Children’s Law Center’s special counsel Allen Snyder is interviewed in Washington Lawyer magazine for a feature story about senior lawyers practicing pro bono. The need for legal services for low-income families in DC is high, and senior lawyers have the necessary skills to meet that need. Retirement may be the perfect time for senior lawyers to bring their prodigious skills to the populations who need them the most.
“I know so many lawyers who want to do more pro bono work but are just too busy,” says Allen Snyder, special counsel at Children’s Law Center. “The pressures of private practice make it hard to do more than a certain amount. When you’re retired, you have quite a substantial amount of time available.”
The article goes into some detail about Snyder’s work with Children’s Law Center:
Snyder, the Children’s Law Center special counsel, retired in 2001 after 30 years in private practice at Hogan & Hartson. Snyder wanted to travel and do public service that did not necessarily involve the practice of law. He knew he wanted to work directly with people.

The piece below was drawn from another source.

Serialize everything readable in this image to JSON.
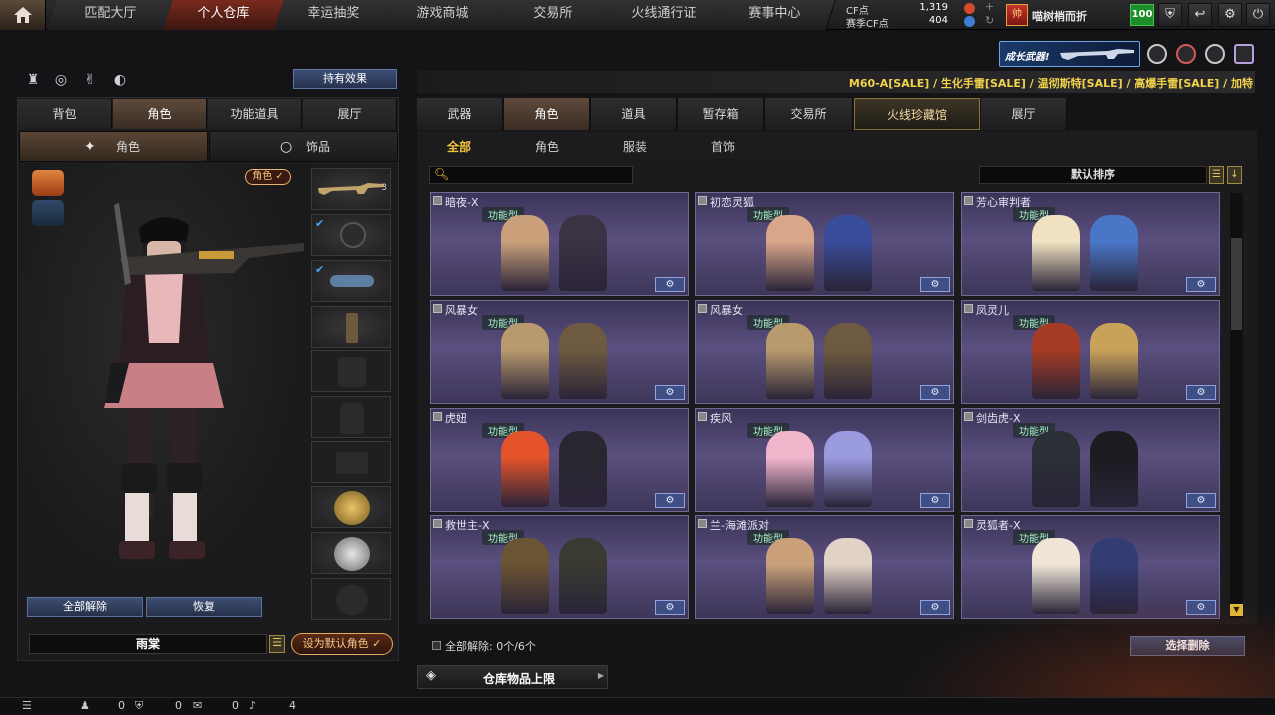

“The pro bono matters that I had done [during my career] were almost exclusively broad, systemic issues where I would try to represent a cause or a large group of people or change the law in a way that I thought would be helpful to society,” Snyder says. “And that’s rewarding, but I rarely represented an individual and got a chance to really know somebody personally and felt I had helped him or her.”
Snyder and his wife knew that they wanted to work with children. After exploring their options, the couple ultimately decided to serve as emergency foster parents in Montgomery County, Maryland, taking foster children into their home for short periods of time, one or two at a time.
“We wanted some flexibility to travel and to do some other things, so emergency foster parenting [worked for us]. It was intense and completely hands-on, but usually for just days or weeks at a time, and then after that period would end, we were still free to visit our older kids out of town and to do other things,” Snyder says.
Though the couple did not become emergency foster parents with the intention of adopting a child, Snyder and his wife were smitten when they took in two-month-old Ceci in 2005, so they adopted her.
Through his experiences with the foster care system and going to court with foster children, Snyder developed strong opinions about what he thought should be improved within the system. Snyder did not represent the children in court; he went to observe and to know what his foster children were dealing with. When speaking with friends, Snyder shared his experiences and opinions about the system.
One of his friends happened to know Judith Sandalow, the executive director at Children’s Law Center, who was planning to start an appellate practice at the center. The mutual friend told Sandalow about Snyder’s background and his opinions on the foster care and adoptive systems.
Sandalow reached out to Snyder in 2011 and asked him if he would be interested in volunteering as special counsel in an appellate practice at Children’s Law Center. “She hit me where I lived,” Snyder says. “She mentioned this [opportunity], and it came at a time when I did have more time available. In fact, this has been a tremendously rewarding opportunity for me because the work we do is important for children and for the community, and it is in an area that I feel strongly about.”
Before accepting the position, Snyder did have a request. “When I was offered the job, I said I would only take it if I could continue to walk my daughter to the school bus every morning at nine o’clock and be there at four o’clock when she gets off the bus,” Snyder says.
During the past two years, Snyder has logged more than 1,000 hours each year for the center, about half of the hours he worked in private practice. Although there is a firm time commitment on his behalf, he still has the flexibility to spend time with his family, which is what he wanted as he considered retirement.
“When I was thinking about retiring, I did think about working part-time or trying to cut back in some way,” Snyder says. “It’s hard to do that in private practice, particularly if you’re a litigator. The court schedules do not really accommodate flexibility.”
While committed volunteer positions like Snyder’s may be rare, he believes that the opportunities are growing for interested lawyers like him. “I think that there are more and more lawyers who don’t want to continue in private practice and die with their boots on,” Snyder says.
“I think there are more and more who would like to retire a little younger than traditionally, but I think many of them are not aware of opportunities like this that are more plentiful now—to do something the lawyer would enjoy, find rewarding, and yet, give them a little more time and flexibility than they have in private practice.”